Although I was working last week, I paid as close attention to the hearings on DADT repeal in the Senate Armed Services Committee as I could. I was encouraged that the service chiefs were as supportive of the report as they were, as well as their attitudes towards their respective services’ ability to implement repeal should it be ordered by Congress to do so.

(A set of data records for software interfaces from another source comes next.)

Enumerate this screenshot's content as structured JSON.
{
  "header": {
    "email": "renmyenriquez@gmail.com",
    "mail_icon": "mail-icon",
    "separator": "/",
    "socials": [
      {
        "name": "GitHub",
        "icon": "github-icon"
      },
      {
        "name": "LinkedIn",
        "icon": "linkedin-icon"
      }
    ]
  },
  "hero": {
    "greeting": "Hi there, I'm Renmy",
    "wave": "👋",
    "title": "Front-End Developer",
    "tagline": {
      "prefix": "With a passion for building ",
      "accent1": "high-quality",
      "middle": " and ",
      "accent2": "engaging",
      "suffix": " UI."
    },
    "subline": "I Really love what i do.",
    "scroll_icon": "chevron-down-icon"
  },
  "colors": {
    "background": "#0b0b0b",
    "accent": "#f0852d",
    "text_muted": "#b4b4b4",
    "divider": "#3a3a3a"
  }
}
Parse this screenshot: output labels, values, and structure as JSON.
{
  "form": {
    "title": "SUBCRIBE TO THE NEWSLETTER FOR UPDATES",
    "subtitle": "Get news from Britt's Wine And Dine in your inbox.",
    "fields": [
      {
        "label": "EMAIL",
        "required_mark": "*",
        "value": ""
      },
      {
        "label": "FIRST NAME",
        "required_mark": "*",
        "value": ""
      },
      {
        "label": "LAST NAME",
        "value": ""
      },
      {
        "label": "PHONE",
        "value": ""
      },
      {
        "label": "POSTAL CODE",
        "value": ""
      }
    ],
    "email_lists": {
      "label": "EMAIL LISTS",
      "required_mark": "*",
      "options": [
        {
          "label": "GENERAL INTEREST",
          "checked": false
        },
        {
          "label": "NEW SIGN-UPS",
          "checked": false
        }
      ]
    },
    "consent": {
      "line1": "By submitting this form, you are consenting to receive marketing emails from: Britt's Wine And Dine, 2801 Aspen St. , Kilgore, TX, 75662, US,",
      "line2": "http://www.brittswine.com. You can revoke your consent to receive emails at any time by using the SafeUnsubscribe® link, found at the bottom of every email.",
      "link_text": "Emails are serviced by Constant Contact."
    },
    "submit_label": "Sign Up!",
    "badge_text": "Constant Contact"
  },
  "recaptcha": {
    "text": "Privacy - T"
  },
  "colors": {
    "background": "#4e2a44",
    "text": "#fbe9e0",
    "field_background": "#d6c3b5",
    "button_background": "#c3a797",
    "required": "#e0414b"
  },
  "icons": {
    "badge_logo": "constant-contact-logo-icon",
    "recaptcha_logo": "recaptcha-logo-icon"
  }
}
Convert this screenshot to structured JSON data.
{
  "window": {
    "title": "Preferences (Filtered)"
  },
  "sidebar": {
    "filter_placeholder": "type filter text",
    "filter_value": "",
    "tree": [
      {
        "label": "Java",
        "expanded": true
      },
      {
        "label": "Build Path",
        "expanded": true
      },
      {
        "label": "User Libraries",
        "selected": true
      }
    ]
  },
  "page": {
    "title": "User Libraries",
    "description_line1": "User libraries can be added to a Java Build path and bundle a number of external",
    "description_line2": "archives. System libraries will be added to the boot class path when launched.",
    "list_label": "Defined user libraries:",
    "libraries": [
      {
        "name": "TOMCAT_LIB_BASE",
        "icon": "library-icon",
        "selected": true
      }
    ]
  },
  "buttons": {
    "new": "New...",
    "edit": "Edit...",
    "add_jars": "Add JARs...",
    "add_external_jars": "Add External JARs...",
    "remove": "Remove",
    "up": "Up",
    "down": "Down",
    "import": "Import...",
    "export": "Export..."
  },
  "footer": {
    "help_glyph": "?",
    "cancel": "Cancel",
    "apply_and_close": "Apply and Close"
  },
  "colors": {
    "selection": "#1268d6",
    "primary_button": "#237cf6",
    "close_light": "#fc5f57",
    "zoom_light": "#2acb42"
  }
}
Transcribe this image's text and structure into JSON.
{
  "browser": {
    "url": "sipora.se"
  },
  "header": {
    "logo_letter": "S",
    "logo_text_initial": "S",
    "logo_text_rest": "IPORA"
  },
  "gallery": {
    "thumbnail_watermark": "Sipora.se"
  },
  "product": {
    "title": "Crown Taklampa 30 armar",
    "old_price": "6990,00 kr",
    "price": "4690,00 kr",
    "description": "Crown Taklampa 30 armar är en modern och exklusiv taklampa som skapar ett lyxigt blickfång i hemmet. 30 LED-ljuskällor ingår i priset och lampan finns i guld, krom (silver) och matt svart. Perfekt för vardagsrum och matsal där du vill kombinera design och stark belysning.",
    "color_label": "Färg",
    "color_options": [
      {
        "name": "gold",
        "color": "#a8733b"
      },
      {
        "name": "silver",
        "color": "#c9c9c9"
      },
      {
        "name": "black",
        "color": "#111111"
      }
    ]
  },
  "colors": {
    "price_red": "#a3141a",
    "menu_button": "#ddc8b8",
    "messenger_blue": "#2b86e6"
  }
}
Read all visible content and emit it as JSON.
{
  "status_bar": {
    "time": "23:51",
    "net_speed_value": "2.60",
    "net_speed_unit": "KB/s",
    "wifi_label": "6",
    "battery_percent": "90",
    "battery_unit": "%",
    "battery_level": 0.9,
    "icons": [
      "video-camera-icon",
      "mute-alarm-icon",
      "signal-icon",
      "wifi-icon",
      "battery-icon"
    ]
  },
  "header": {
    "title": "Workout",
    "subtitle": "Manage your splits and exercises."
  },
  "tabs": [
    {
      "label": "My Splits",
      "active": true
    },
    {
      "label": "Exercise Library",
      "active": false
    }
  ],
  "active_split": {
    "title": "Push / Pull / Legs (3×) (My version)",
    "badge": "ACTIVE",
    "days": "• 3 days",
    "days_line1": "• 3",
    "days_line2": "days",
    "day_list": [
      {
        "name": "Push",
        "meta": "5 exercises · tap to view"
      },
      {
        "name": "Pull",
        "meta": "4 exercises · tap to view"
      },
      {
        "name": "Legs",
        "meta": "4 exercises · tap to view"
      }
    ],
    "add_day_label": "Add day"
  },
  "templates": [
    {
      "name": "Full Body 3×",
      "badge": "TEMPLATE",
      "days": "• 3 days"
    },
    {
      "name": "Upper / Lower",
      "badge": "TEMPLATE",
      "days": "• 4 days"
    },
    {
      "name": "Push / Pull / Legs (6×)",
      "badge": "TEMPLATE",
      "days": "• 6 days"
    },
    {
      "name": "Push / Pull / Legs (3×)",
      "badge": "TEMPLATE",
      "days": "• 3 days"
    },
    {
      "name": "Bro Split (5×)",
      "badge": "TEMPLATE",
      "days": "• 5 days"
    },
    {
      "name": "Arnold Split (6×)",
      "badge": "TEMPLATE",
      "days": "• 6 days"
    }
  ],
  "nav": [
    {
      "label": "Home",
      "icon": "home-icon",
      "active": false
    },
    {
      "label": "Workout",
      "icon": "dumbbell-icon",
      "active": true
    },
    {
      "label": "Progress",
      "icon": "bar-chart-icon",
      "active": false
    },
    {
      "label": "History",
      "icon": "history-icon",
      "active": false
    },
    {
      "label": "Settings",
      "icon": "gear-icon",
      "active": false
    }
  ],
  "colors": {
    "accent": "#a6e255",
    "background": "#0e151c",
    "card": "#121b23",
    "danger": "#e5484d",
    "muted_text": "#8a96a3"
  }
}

As a Marine who personally supports the repeal of DADT, I have been working over the past several days to understand the position of the Marine Commandant, General Amos. Specifically, although he recognized that, according to the Comprehensive Review Working Group’s report, over 80% of those who have knowingly served with gay service members in their units have a relatively positive (or neutral) view of repeal, nearly 45% of troops who have deployed have a negative view. He used this latter statistic as the basis for his apprehension towards repeal at this time. I agree with the Commandant that, although a statistical minority, this figure represents a segment of the military that cannot be ignored.